Gary's News and views

Gary Streeter MP for South West Devon

Gary writes a weekly article which appears in the Plympton Plymstock and Ivybridge News in South West Devon. The articles are published here.


Thursday, 12 December 2013


It was clearly wrong for the Royal Marine Sergeant to take the life of an Afghan prisoner in cold blood. It was inevitable once this was drawn to the attention of the authorities that he would and should be the subject of a court martial. This has happened throughout military history and in days gone by an offender of this kind would be hung or shot.

He had to be found guilty given the incriminating evidence. But from thereon I part company with the decisions of the court.

First of all, I do not believe that he should have been named. We know how dangerous some of these extremists we are fighting are and there must now be very real concerns about the safety of his family. Unfortunately that genie is out of the bottle and cannot be put back.

Second, I do not believe that the sentence handed down was a just sentence. Sentences are designed to have different components to them including deterrence, punishment and public protection; they are supposed to reflect the seriousness of the crime and be proportionate. Holding up that template to the decision of the court in this instance, can it really be argued that a life sentence with a minimum of ten years served is just?

Deterrence is served by a dishonourable discharge – it is unlikely that any young soldier looking in on all of this is likely to be tempted to repeat the same mistake.

This Royal Marine will have lost his job and his pension. Proportionality must surely take into account the battlefield conditions and the fact that just a few minutes earlier this victim was trying to kill him and his comrades. I have no doubt that this sergeant had witnessed some of his mates blown up and killed during this treacherous conflict.

This does not mean he should have been found not guilty, but should have been a substantial argument in mitigation. I would never dream to sit in judgement on someone who has experienced such traumatic circumstances.

Part of the point of imprisonment is to protect the public. Are any of us in danger from this man who had previously served his country so well, but had made a terrible instant decision that will blight the rest of his life?

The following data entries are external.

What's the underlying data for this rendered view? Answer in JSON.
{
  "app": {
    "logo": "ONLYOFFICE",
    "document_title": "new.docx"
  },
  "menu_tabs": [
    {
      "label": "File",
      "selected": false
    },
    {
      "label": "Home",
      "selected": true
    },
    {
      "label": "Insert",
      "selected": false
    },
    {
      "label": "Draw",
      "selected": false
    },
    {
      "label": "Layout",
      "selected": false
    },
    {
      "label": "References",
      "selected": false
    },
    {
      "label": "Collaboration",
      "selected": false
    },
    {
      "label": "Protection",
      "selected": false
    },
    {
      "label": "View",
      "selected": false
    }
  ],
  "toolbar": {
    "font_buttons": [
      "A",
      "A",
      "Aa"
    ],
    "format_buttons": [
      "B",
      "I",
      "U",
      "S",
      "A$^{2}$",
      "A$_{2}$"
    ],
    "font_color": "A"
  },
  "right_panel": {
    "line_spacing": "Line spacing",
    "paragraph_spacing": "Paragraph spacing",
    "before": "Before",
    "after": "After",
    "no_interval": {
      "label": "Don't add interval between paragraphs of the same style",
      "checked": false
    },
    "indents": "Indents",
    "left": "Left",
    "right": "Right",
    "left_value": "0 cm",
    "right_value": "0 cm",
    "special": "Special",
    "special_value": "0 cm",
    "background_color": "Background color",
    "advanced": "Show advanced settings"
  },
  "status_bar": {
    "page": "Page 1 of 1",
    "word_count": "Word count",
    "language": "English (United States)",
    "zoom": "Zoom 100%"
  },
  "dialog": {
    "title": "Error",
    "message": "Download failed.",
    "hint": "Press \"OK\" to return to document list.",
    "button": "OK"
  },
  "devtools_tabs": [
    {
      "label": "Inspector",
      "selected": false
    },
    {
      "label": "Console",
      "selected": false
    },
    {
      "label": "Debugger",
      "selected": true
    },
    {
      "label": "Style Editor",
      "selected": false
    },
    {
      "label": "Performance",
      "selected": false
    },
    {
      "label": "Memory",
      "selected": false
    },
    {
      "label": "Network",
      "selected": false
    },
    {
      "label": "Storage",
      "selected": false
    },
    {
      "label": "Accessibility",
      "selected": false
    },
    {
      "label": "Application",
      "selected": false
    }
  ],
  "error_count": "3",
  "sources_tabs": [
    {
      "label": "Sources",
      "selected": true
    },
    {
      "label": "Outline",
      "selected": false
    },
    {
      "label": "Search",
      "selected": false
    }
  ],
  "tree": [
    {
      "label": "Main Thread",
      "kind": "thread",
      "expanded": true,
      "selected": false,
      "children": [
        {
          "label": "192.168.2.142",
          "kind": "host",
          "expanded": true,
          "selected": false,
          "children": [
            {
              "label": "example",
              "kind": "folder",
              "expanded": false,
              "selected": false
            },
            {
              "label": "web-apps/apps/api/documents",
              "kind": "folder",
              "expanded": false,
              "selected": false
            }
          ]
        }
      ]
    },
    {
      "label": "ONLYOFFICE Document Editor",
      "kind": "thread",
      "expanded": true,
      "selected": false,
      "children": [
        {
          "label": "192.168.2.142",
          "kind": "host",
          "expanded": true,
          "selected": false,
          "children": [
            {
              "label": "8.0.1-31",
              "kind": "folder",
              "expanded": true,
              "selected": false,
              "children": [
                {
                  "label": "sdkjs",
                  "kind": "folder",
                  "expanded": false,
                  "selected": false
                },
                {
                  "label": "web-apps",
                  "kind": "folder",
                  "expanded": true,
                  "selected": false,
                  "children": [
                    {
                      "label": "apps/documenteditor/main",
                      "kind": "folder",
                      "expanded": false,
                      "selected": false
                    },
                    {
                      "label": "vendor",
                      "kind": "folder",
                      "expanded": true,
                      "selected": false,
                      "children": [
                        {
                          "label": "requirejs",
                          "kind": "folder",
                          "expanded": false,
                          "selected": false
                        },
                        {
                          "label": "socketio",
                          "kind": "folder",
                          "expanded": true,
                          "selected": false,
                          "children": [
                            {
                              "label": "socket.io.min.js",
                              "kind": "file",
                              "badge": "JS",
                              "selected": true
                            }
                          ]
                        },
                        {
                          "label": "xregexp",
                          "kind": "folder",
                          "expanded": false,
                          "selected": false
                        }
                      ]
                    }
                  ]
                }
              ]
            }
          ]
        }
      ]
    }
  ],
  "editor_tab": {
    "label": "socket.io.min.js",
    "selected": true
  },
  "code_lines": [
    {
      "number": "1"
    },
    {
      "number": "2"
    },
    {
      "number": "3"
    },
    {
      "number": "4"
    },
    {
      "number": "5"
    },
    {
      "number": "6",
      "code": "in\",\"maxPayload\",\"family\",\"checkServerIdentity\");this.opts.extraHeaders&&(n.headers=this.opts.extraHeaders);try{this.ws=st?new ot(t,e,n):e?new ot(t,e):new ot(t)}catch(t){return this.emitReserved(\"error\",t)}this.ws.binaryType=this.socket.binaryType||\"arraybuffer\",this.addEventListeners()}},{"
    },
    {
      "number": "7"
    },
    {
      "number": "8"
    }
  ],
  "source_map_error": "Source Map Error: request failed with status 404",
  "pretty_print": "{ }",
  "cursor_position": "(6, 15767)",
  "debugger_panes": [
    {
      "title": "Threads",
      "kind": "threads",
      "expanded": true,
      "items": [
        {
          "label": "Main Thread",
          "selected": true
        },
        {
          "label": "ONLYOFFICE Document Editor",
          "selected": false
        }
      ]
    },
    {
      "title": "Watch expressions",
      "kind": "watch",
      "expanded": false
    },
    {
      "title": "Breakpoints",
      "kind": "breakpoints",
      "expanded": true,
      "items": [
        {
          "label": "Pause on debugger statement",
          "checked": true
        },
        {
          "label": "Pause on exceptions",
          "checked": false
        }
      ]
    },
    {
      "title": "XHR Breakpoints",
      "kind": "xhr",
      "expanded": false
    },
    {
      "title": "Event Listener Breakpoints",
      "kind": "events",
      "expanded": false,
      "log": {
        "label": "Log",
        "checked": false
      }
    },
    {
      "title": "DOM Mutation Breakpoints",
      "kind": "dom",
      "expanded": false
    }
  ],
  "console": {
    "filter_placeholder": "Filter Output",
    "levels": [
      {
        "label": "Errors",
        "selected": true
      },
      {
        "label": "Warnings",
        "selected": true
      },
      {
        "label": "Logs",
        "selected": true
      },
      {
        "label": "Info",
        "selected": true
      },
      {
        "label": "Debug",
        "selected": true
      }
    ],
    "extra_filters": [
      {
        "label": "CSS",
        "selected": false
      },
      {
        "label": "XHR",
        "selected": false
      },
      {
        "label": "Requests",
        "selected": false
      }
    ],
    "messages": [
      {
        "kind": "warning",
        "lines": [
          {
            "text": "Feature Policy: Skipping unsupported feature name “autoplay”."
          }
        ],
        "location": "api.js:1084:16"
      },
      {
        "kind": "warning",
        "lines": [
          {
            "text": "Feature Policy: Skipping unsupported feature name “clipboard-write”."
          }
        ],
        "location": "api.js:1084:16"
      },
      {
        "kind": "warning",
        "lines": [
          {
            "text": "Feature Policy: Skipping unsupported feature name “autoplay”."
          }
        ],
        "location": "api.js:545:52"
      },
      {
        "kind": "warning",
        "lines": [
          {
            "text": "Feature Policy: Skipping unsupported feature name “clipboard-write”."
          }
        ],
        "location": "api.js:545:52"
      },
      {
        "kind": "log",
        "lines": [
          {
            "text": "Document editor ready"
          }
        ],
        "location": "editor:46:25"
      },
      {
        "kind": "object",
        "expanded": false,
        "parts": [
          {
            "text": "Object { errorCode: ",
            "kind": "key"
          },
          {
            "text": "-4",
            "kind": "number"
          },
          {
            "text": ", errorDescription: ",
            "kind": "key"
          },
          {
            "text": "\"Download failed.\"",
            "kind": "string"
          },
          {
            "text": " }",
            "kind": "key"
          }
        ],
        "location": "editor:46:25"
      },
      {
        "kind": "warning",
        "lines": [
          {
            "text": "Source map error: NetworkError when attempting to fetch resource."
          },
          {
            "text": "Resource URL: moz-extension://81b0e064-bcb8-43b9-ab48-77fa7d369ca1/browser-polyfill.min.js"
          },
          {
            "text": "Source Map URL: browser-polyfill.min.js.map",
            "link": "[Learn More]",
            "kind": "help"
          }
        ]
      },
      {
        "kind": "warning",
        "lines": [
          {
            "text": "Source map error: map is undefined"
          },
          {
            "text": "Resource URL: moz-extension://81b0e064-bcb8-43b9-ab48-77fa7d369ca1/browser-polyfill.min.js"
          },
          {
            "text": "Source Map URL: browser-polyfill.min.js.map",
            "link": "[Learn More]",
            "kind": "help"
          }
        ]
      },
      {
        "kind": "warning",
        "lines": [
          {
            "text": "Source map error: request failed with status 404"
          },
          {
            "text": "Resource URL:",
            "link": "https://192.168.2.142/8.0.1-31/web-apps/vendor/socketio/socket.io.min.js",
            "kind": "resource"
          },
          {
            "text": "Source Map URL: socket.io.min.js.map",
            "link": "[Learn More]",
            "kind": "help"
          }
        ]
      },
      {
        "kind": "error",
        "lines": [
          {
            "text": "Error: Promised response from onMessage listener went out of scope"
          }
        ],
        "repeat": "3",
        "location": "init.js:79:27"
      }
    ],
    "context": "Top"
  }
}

The sentence was far too long and it does not surprise me that so many people have protested against it. I hope he wins on appeal.

posted by Gary @ 11:11